The reason behind this is that the individual term probabilities can get extremely small. If we multiply them, we might run into an underflow: the number being too small to be represented by a 64-bit float. Therefore, utilizing the logarithm product rule, we can instead calculate the sum of the logarithm of the individual probabilities. Note that logarithmization yields negative relevance scores; recall that only the relative ranking among documents is important, not the scores themselves.

Exercise: implement the relevance function $\rho$ with Jelinek-Mercer smoothing. Use the sum of log probabilities as defined above.
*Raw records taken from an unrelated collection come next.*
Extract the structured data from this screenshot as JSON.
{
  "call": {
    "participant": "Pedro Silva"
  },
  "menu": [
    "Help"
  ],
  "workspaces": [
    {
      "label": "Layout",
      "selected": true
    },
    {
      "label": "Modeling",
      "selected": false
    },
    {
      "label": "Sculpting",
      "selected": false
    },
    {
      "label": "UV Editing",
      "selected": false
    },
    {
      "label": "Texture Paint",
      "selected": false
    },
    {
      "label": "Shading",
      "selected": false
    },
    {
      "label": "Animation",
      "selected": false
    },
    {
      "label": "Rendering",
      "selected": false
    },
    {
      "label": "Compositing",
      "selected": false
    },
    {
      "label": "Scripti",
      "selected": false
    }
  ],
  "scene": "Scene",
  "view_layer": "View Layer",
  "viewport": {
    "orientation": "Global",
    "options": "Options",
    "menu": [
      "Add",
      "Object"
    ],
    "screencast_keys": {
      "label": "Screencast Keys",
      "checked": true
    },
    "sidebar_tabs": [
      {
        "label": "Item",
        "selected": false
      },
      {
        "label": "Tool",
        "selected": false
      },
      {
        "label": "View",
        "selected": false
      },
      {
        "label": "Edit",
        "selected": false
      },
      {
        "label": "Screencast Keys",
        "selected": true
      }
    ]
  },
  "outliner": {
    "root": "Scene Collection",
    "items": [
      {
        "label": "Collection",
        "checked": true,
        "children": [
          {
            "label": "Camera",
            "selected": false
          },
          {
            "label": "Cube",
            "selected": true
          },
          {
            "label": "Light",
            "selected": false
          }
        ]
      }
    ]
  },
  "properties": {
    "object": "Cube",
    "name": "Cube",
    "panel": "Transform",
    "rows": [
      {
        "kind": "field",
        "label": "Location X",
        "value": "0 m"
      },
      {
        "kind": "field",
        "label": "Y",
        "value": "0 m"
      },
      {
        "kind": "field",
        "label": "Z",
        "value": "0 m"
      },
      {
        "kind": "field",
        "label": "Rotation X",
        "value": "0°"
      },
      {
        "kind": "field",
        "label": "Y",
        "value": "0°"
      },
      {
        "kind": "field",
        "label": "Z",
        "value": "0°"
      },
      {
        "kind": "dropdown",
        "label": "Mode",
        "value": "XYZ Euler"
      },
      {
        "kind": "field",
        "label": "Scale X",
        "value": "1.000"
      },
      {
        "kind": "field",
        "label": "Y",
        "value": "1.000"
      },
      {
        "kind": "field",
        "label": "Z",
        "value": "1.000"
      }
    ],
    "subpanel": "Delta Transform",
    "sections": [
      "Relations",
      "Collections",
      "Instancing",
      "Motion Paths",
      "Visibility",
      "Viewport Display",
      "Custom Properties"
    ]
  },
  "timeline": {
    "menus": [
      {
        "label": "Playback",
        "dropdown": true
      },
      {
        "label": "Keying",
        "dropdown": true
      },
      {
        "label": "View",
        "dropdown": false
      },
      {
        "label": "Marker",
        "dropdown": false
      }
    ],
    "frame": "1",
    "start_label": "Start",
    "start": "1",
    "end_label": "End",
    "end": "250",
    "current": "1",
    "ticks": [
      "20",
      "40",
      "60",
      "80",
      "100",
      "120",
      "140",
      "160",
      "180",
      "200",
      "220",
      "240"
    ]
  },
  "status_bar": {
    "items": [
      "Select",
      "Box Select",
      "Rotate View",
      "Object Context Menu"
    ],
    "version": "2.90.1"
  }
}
In [ ]:
from math import log

def jm_score(index, query, doc_id, omega):
    """
    Calculates the relevance of a document given a query using Jelinek-Mercer smoothing.
    :param index: index to get relevance data from
    :param query: query to calculate the relevance for
    :param doc_id: document to calculate the relevance for
    :param omega: omega paramter for Jelinek-Mercer smoothing
    """
    
    # Your code here

Dirichlet Smoothing

Similarly, we can implement $\rho$ with Dirichlet smoothing, once again applying the logarithm.

Exercise: implement the relevance function $\rho$ with Dirichlet smoothing. Use the sum of log probabilities as defined above.

In [ ]:
from math import log

def dirichlet_score(index, query, doc_id, alpha):
    """
    Calculates the relevance of a document given a query using Dirichlet smoothing.
    :param index: index to get relevance data from
    :param query: query to calculate the relevance for
    :param doc_id: document to calculate the relevance for
    :param alpha: alpha paramter for Dirichlet smoothing
    """
    
    # Your code here

Querying the index

We now have all the components needed to answer queries. Write a wrapper function that takes a text and returns the (top $k$) results for the query. It construct a query representation and calculate the pairwise probability between the query and all documents, returning an ordered list of (doc_id, score) tuples, descending by score.

Jelinek-Mercer Smoothing

Exercise: implement a query function for Jelinek-Mercer smoothing. Successful parameters are $\omega= 0.1$ and $\omega$= 0.7 for short and long queries, respectively.

In [ ]:
def jm_query(index, preprocessor, text, omega=0.1, topK=-1):
    """
    Queries a given text against the given index using a Jelinek-Mercer smoothed language model
    :param preprocessor: preprocessor instance to process the query with
    :param index: the index data to query against
    :param text: query text
    :param omega: weight parameter for Jelinek-Mercer smoothing
    :param topK: number of top results to return
    :return: list of (doc_id, score) tuples descending by score for all documents in the vector space
    """
    
    # Your code here
In [ ]:
jm_query(index, preprocessor, "proceed", topK=5)

Dirichlet Smoothing

Exercise: implement a query function for Dirichlet smoothing. Typical parameters are $1000 < \alpha < 2000$.

In [ ]:
def dirichlet_query(index, preprocessor, text, alpha=1000, topK=-1):
    """
    Queries a given text against the given index using a Dirichlet smoothed language model
    :param preprocessor: preprocessor instance to process the query with
    :param index: the index data to query against
    :param text: query text
    :param alpha: alpha-parameter for Dirichlet smoothing
    :param topK: number of top results to return
    :return: list of (doc_id, score) tuples descending by score for all documents in the vector space
    """
    
    # Your code here
In [ ]:
dirichlet_query(index, preprocessor, "proceed", topK=5)